Above and below: “The Terror: Infamy” features a mostly Asian cast. (AMC)
Season 2 of AMC’s horror anthology series “The Terror” will premiere on Aug. 12.
Season 1 centered on an ill-fated British naval expedition to find the Northwest Passage in the mid-1800s. The crews of both ships are stalked by a vicious creature.
Season 2, titled “The Terror: Infamy,” tells a completely different story. Set during World War II, it centers on a series of bizarre deaths that haunt a Japanese American community, and a young man’s journey to understand and combat the malevolent entity responsible.
The cast includes Derek Mio as Chester Nakayama; Kiki Sukezane as Yuko, a mysterious woman from Chester’s past; Cristina Rodlo as Luz, Chester’s secret girlfriend; Shingo Usami as Henry Nakayama, Chester’s father; Naoko Mori as Asako Nakayama, Chester’s mother; Miki Ishikawa as Amy, a Nakayama family friend; and George Takei as Yamato-san, a community elder and former fishing captain.
“I’m deeply honored to be telling a story set in this extraordinary period,” Woo said. “We hope to convey the abject terror of the historical experience in a way that feels modern and relevant to the present moment. And the prospect of doing so with a majority Asian and Asian American cast is both thrilling and humbling.”
On casting Takei, best known for playing Sulu on “Star Trek,” Woo told **Decider,** “I very much hoped George would be part of the show, but it’s a very painful experience. It’s not a given that everyone would want to dive into something as painful as this is.”
Takei, who was sent to camp with his family as a child, told **Variety,** “I’m the last generation that experienced the internment, and it’s my mission in life to make sure that chapter in history is not forgotten.”
Takei starred on Broadway in “Allegiance,” a musical about the Japanese American WWII experience.
“As a history buff and genre geek (not to mention a conscious American today), it’s clear that truth is always scarier than fiction,” Borenstein said. “This season of ‘The Terror’ uses as its setting one of the darkest, most horrific moments in our nation’s history. The Japanese American internment is a blemish on the nation’s conscience — and one with dire resonance to current events.
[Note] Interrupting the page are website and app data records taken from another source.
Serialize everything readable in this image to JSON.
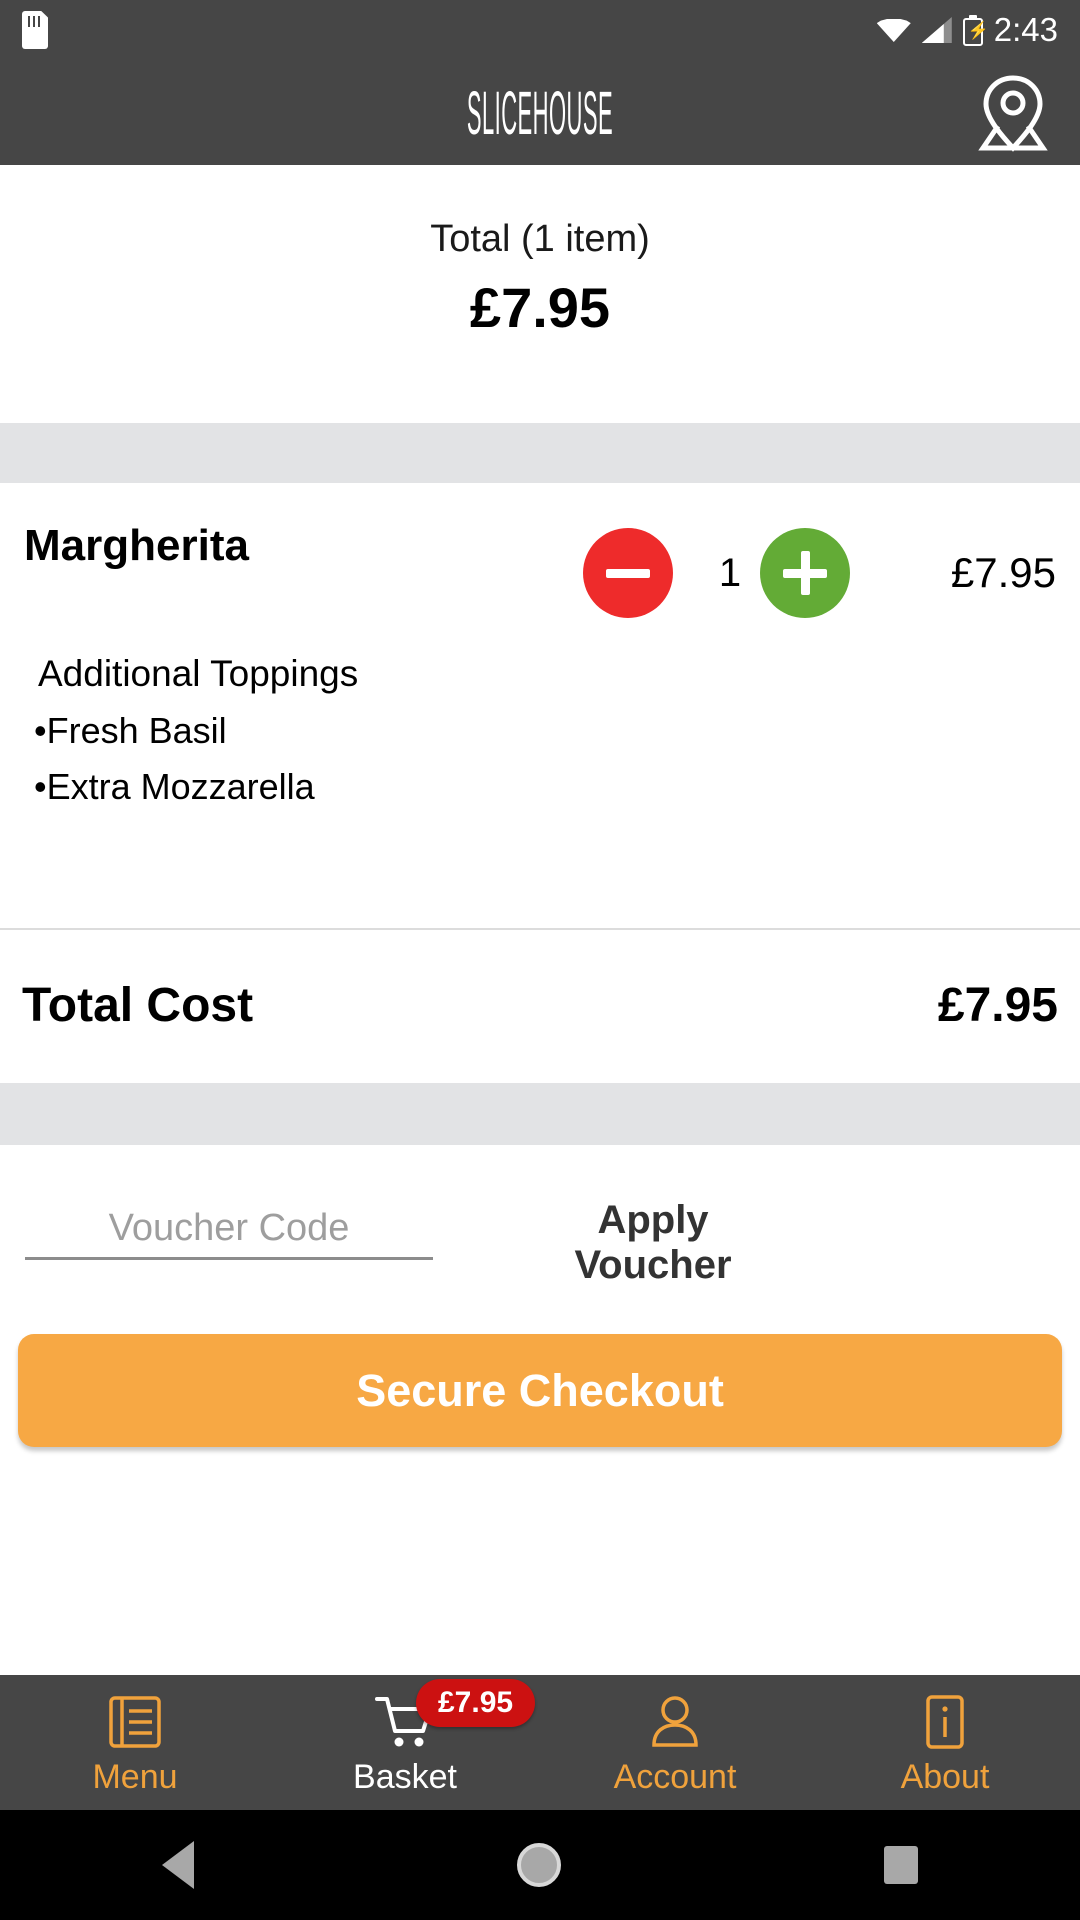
{
  "statusbar": {
    "clock": "2:43",
    "sd_card_icon": "sd-card-icon",
    "wifi_icon": "wifi-icon",
    "signal_icon": "signal-icon",
    "battery_icon": "battery-charging-icon"
  },
  "header": {
    "brand": "SLICEHOUSE",
    "location_icon": "location-pin-icon"
  },
  "summary": {
    "label": "Total (1 item)",
    "amount": "£7.95"
  },
  "item": {
    "name": "Margherita",
    "quantity": "1",
    "price": "£7.95",
    "decrease_icon": "minus-circle-icon",
    "increase_icon": "plus-circle-icon",
    "toppings_title": "Additional Toppings",
    "toppings": [
      "•Fresh Basil",
      "•Extra Mozzarella"
    ]
  },
  "total_cost": {
    "label": "Total Cost",
    "value": "£7.95"
  },
  "voucher": {
    "placeholder": "Voucher Code",
    "value": "",
    "apply_label": "Apply Voucher"
  },
  "checkout": {
    "label": "Secure Checkout"
  },
  "bottomnav": {
    "basket_badge": "£7.95",
    "items": [
      {
        "label": "Menu",
        "icon": "menu-book-icon"
      },
      {
        "label": "Basket",
        "icon": "shopping-cart-icon"
      },
      {
        "label": "Account",
        "icon": "person-icon"
      },
      {
        "label": "About",
        "icon": "info-icon"
      }
    ]
  },
  "androidnav": {
    "back_icon": "back-triangle-icon",
    "home_icon": "home-circle-icon",
    "recents_icon": "recents-square-icon"
  },
  "colors": {
    "header_bg": "#464646",
    "accent_orange": "#f0a23c",
    "checkout_orange": "#f7a844",
    "minus_red": "#ee2b2b",
    "plus_green": "#63ab36",
    "badge_red": "#cc1111",
    "band_gray": "#e2e3e5"
  }
}
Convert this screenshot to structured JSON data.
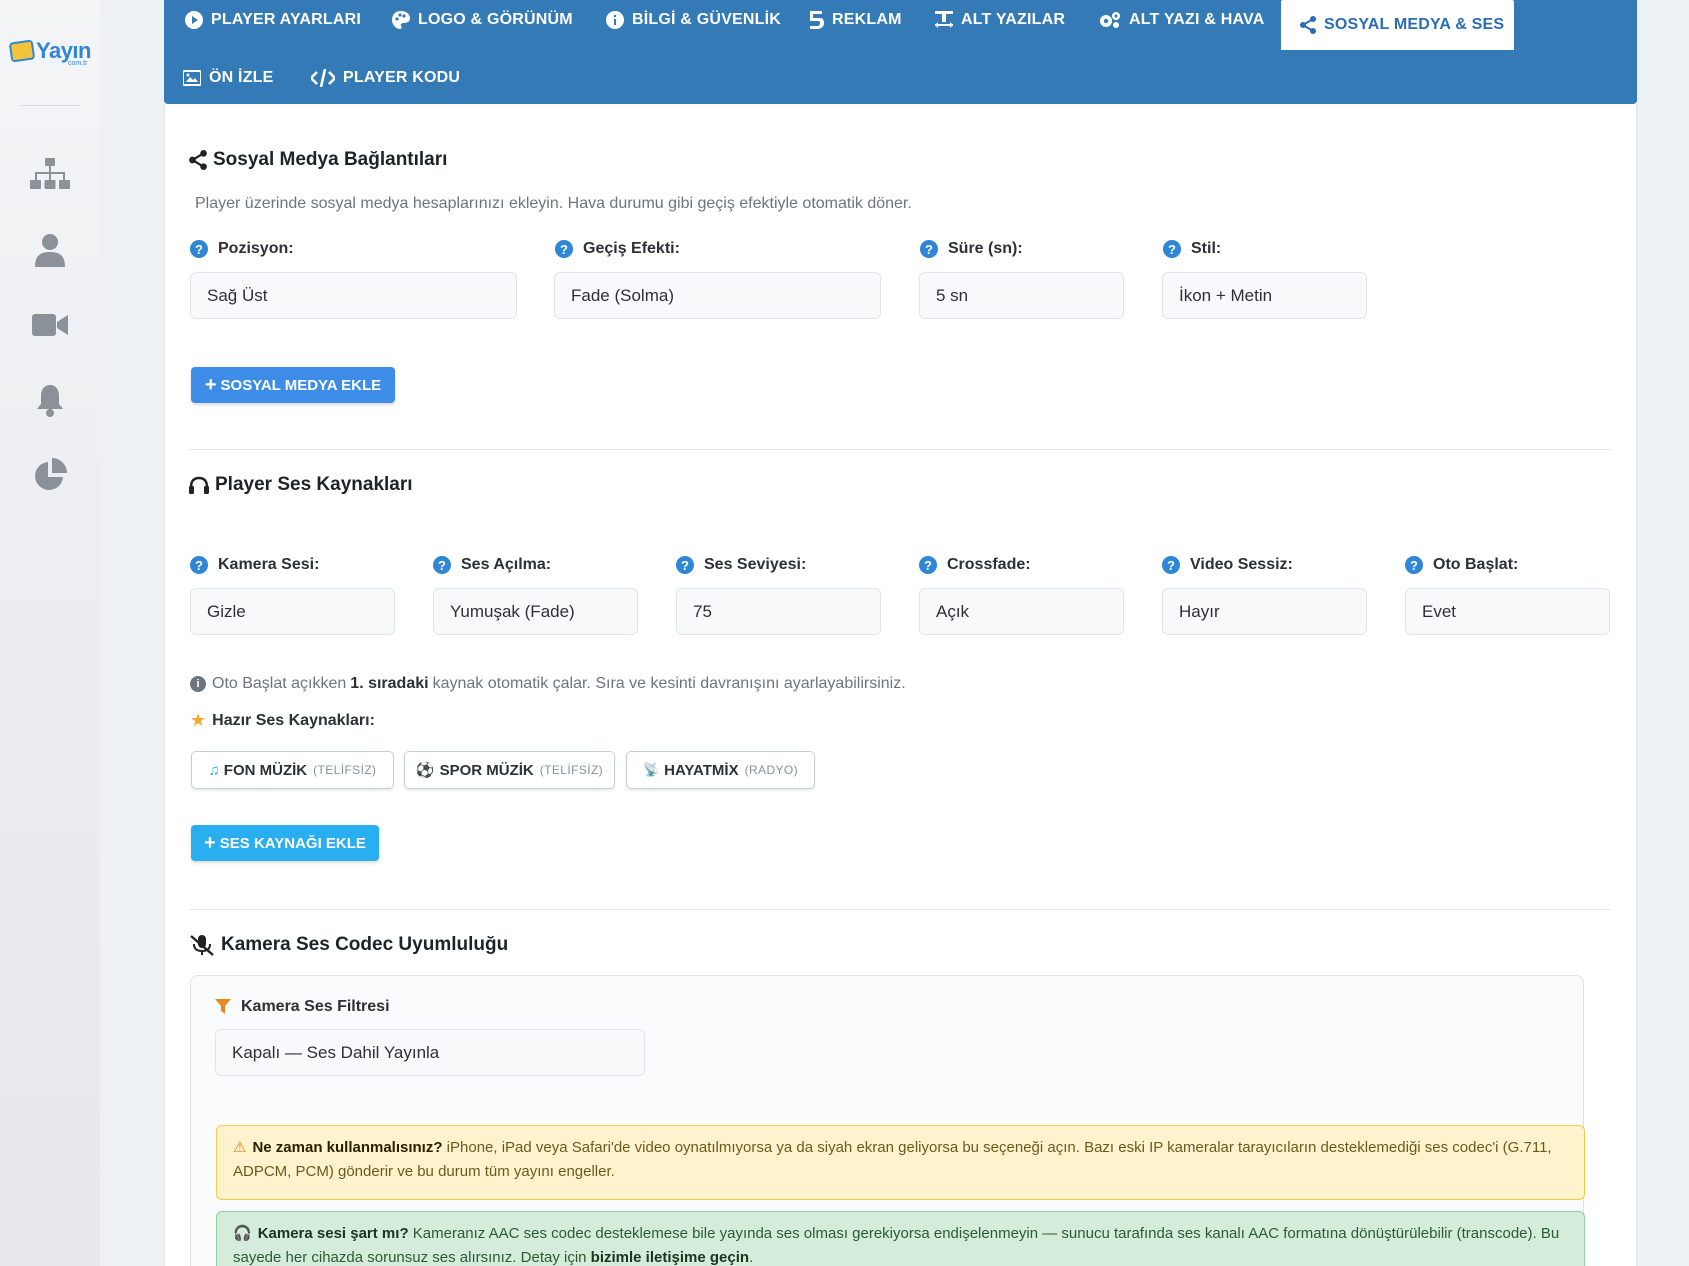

I’m thrilled that AMC is giving us the chance to use that darkness as the inspiration for what I hope will be a trenchant, terrifying season of TV.”